North American SNJ-4 Texan “BlueBird”
This aircraft is currently in our Rides Program – visit the rides page for more information and book your ride today!
The North American T-6/SNJ Texan is a two-place advanced trainer. The RAF used the designation of Harvard for this aircraft.
Designed as a transition trainer between basic trainers and first-line tactical aircraft, the T-6/SNJ trained several hundred thousand pilots in 34 different countries over a period of 25 years.
North American Aviation built 15,495 planes between 1938 and 1955. Considered a “pilot’s airplane”, it was designed to give the best possible training in all types of tactics, from ground strafing to bombardment and aerial dog fighting. It contained such versatile equipment as bomb racks, blind flying instrumentation, gun and standard cameras, fixed and flexible guns, and just about every other device that military pilots had to operate. The AT-6G/SNJ-5 also involved major advancements including a full-time hydraulic system and a steerable tail wheel and persisted into the 1950s as the USAF advanced trainer.
Korean War AT-6s are most famous for their service as forward air controllers, designating targets for and coordinating UN air strikes throughout the war. Originally, they equipped the US 6147th Tactical Control Squadron, which operated with the call-sign “Mosquito.” The “Mosquito” nickname became associated with both the 6147th TCS and with their T-6 aircraft.
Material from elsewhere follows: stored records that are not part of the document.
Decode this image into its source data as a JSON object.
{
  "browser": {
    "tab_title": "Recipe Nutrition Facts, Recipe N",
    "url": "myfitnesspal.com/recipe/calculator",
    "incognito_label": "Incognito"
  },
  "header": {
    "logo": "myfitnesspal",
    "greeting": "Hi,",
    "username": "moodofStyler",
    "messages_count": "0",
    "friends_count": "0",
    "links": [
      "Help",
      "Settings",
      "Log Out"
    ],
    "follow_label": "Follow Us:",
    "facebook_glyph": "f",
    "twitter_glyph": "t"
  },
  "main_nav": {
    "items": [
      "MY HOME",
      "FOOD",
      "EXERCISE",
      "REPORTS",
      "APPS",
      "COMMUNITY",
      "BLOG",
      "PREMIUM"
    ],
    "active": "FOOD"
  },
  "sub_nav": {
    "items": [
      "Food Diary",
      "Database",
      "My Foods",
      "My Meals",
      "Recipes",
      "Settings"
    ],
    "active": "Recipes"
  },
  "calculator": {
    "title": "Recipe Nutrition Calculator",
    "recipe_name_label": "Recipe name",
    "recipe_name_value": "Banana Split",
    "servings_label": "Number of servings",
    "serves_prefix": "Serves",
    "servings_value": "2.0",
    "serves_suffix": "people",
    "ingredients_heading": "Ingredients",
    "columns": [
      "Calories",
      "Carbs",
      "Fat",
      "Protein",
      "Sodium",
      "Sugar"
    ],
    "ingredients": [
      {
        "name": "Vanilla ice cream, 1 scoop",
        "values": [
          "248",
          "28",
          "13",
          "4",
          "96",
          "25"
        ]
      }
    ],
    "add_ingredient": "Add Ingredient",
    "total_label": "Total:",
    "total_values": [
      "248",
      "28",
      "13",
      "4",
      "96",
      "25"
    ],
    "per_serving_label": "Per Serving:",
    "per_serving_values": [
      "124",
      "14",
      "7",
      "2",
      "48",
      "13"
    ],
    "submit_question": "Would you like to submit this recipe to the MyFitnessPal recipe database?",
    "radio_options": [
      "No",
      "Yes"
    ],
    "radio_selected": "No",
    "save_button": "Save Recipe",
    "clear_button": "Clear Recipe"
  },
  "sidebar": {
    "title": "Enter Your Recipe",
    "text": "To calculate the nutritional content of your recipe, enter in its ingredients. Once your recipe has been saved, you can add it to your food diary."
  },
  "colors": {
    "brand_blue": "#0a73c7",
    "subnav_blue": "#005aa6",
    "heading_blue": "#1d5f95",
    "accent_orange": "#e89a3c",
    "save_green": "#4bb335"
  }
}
Since the Second World War, the T-6 continued frontline service with many foreign air forces, most recently in the Pakistan-India war of 1971 and as a basic trainer with the South African Air Force until 1995.
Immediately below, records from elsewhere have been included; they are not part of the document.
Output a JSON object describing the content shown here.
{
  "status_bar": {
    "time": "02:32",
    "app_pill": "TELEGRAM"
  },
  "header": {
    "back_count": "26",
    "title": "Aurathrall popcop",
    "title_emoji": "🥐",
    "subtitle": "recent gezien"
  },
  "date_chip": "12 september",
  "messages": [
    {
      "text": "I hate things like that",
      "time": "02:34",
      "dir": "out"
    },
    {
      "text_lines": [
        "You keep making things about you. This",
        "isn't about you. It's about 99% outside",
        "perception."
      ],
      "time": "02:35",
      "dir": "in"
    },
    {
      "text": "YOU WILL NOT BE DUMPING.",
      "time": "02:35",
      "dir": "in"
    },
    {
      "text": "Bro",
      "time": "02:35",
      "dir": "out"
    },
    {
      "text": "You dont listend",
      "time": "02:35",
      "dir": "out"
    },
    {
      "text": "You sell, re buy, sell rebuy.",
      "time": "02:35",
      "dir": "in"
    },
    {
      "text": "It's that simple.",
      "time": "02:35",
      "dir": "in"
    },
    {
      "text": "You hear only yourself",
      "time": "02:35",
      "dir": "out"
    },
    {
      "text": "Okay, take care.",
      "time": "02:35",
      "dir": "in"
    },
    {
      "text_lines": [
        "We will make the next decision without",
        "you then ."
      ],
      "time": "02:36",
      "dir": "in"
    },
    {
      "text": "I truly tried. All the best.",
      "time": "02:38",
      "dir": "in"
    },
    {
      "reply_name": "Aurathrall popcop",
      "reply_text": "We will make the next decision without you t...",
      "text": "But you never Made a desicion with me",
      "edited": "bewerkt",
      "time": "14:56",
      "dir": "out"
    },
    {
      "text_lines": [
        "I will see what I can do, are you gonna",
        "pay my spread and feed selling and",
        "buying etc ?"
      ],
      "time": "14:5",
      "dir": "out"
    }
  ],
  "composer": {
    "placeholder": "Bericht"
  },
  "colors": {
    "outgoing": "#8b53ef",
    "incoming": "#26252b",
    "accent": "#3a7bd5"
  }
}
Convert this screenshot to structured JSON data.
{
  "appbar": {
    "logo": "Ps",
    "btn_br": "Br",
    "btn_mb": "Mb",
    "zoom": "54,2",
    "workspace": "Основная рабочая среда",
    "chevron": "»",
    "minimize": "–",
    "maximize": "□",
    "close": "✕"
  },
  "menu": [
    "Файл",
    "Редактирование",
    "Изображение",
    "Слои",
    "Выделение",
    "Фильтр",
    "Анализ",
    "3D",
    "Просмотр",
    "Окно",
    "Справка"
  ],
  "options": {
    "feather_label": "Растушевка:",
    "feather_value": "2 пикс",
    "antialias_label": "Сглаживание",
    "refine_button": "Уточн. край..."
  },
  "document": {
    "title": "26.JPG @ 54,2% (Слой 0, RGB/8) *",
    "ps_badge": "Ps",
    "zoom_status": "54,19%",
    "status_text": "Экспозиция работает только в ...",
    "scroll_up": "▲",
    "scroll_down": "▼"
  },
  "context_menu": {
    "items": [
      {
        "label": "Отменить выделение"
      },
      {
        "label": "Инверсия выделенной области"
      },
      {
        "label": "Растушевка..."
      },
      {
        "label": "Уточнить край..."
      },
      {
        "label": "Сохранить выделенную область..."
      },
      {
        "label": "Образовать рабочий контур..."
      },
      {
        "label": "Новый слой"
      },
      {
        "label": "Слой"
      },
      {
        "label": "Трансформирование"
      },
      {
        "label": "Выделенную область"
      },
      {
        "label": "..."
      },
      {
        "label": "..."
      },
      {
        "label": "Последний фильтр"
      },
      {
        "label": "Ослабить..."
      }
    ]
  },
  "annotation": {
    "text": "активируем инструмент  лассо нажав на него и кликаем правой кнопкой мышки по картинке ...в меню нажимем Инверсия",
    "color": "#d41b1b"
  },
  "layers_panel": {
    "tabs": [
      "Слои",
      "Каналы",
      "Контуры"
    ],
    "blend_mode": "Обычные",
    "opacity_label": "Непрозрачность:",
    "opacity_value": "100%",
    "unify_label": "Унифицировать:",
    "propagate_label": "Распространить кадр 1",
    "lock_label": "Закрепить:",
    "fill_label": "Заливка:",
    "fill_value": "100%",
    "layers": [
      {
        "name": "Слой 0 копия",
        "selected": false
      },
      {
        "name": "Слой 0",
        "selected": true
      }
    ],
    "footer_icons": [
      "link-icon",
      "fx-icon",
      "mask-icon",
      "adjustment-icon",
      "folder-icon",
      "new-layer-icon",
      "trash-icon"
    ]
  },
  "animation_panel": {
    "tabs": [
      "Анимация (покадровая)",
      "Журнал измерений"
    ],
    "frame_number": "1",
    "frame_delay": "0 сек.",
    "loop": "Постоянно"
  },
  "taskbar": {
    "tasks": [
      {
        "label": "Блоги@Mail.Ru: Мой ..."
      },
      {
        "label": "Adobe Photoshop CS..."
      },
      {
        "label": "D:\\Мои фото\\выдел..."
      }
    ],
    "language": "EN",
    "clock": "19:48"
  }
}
In civilian service the T-6 has been a regular participant at air shows, and was used in many movies. Famously, in Tora! Tora! Tora! and The Final Countdown, converted single-seat T-6s painted in Japanese markings represent Mitsubishi Zeroes, whereas in A Bridge too Far it represented the razorback Republic P-47 Thunderbolt. The New Zealand Warbirds “Roaring 40s” aerobatic team uses ex-Royal New Zealand Air Force Harvards and the Reno National Air Races has a class specifically for the T-6 during their National Air Races each year.
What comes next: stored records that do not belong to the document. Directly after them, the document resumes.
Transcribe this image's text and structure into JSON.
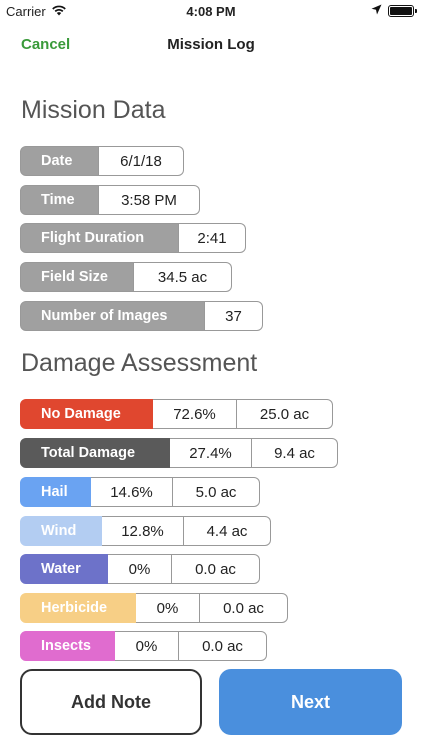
{
  "status": {
    "carrier": "Carrier",
    "time": "4:08 PM"
  },
  "nav": {
    "cancel": "Cancel",
    "title": "Mission Log"
  },
  "mission": {
    "heading": "Mission Data",
    "date": {
      "label": "Date",
      "value": "6/1/18"
    },
    "time": {
      "label": "Time",
      "value": "3:58 PM"
    },
    "duration": {
      "label": "Flight Duration",
      "value": "2:41"
    },
    "field_size": {
      "label": "Field Size",
      "value": "34.5 ac"
    },
    "images": {
      "label": "Number of Images",
      "value": "37"
    }
  },
  "damage": {
    "heading": "Damage Assessment",
    "rows": [
      {
        "label": "No Damage",
        "pct": "72.6%",
        "area": "25.0 ac",
        "color": "#e0472f"
      },
      {
        "label": "Total Damage",
        "pct": "27.4%",
        "area": "9.4 ac",
        "color": "#5a5a5a"
      },
      {
        "label": "Hail",
        "pct": "14.6%",
        "area": "5.0 ac",
        "color": "#6aa3f2"
      },
      {
        "label": "Wind",
        "pct": "12.8%",
        "area": "4.4 ac",
        "color": "#b3cdf2"
      },
      {
        "label": "Water",
        "pct": "0%",
        "area": "0.0 ac",
        "color": "#6d72c9"
      },
      {
        "label": "Herbicide",
        "pct": "0%",
        "area": "0.0 ac",
        "color": "#f7cf86"
      },
      {
        "label": "Insects",
        "pct": "0%",
        "area": "0.0 ac",
        "color": "#e06ccf"
      }
    ]
  },
  "buttons": {
    "add_note": "Add Note",
    "next": "Next"
  }
}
Length: 29′ 5″ 8.9 m
Wingspan: 42′ 0″ 12.8 m
Height: 11′ 8.5″ 3.5 m
Wing area: 254.0 sq ft 23.5 sq m
Empty weight: 4,158 lb 1,885 kg
Loaded weight: 5,300 lb 2,403 kg
Powerplant: 1 × Pratt & Whitney R-1340-AN-1 Wasp radial engine, 600 hp (450 kW)
Maximum speed: 205 mph (330 km/h 178 kt)
Stall speed: 70 mph (61kn, 112 kph)
Range: 750 miles (1,207 km )
Service ceiling: 21,500 ft (6,552 m)
Rate of climb: 1,200 ft/min (365 m/min)
Wing loading: 22.2 lb/ft² (108 kg/m²)
Power/mass: 0.11 hp/lb (kW/kg)
Provision for up to 3× 0.30 in (7.62 mm) machine guns
The Commemorative Air Force’s SNJ-4 Texan “BlueBird” was originally delivered to the US Navy on September 21, 1942 from North American Aviation (Bureau No 10148, N75964 #44, construction number is 88-9830) and passed its check ride just eight days later on the 29th of September. It was then ferried to Waldron Field, Corpus Christi, Texas where it was signed over to the Navy and put into service on the 30th of September 1942.
After 3,011.7 hours of flight time with the 705 Training Squadron, BlueBird was decommissioned on March 26,1946 and transferred to Pratt, Kansas via Vernon, Texas where it was purchased for $250 by a private collector, Darrel Dikeman.
Mr. Dikeman continued to enjoy flying this SNJ-4 until a mishap due to a fouled fuel line in La Venta, Colorado while enroute from Syracuse, Kansas to Alamosa, Colorado for engine service. It was recovered in 1946 and restored to flying condition.
Subsequent to 1946, the ownership of this SNJ is not clear; however it is known to have been delivered to the Royal Saudi Air Force as L-212 on October 31, 1952. (reference: BuNos! Disposition of World War II USN, USMC and USCG Aircraft Listed by Bureau Number. Douglas E. Campbell)
On March 3, 1959 a certificate of airworthiness was issued for SNJ-4, 88-10117 with civil registration number N6411D and on April 12, 1970 it was sold to an unknown owner before finally being acquired by the CAF for restoration in 1982.
The SoCal wing received BlueBird in many pieces on a truck from CAF in Midland, Texas and after six years of careful and dedicated work restored this beautiful aircraft to flying condition.
You are likely to see BlueBird at local air shows or during demonstration flights in the skies over beautiful Ventura County where it is serving the important function of familiarizing individuals with the thrill of flying in this venerable advanced trainer from the second half of the 20th Century.
Be sure to check our Rides program and sign up for an unforgettable flight in BlueBird.